Provided data:
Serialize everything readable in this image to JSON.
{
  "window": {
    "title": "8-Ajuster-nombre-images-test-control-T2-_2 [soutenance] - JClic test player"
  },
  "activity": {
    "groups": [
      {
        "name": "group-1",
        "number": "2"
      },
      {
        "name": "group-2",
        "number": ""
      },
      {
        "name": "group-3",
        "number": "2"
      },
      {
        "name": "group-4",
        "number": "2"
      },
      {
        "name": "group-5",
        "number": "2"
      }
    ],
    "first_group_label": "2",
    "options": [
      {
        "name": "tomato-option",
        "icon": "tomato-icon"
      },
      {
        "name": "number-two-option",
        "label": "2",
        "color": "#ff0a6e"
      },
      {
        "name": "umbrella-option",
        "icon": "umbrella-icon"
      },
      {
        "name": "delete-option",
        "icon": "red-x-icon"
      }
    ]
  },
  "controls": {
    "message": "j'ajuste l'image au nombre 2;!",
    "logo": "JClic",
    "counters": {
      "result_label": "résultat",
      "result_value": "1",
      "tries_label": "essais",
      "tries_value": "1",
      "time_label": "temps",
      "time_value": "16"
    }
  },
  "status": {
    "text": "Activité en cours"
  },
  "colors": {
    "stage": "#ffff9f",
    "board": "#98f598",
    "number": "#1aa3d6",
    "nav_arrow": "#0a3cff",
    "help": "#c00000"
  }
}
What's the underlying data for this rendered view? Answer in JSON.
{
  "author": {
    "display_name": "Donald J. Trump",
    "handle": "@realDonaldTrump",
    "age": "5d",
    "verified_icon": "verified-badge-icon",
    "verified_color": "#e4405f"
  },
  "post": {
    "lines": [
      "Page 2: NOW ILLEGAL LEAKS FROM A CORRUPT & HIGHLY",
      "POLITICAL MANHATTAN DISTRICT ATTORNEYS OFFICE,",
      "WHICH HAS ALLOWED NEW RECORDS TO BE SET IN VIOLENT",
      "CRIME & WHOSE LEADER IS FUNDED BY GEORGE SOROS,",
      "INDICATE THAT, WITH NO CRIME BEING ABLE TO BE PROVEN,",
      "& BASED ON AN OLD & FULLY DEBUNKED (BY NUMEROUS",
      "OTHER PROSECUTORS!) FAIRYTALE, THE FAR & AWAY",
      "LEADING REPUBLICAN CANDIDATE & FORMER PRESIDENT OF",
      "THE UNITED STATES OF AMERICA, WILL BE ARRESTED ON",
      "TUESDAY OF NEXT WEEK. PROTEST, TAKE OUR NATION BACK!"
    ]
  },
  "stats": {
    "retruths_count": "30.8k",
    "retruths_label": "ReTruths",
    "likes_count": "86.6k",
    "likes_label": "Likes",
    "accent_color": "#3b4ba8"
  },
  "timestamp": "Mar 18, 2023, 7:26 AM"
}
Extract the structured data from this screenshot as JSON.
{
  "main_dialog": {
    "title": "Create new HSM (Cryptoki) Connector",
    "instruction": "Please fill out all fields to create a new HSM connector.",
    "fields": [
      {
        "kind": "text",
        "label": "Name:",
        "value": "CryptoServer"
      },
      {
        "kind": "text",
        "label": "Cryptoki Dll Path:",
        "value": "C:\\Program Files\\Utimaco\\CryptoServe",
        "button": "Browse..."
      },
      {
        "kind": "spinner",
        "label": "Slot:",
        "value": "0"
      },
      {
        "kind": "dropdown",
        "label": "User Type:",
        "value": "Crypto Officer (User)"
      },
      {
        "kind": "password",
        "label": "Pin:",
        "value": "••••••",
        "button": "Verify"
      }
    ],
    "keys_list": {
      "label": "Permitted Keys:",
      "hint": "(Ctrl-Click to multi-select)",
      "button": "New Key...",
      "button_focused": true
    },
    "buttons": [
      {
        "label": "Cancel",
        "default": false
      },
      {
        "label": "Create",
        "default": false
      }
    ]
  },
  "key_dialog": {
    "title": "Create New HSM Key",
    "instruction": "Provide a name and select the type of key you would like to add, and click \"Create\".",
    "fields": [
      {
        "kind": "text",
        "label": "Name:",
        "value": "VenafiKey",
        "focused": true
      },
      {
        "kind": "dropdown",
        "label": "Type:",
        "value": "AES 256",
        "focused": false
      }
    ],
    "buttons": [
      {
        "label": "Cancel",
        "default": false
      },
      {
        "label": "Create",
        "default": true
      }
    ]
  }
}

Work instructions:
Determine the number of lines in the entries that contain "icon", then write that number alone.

Your response:
4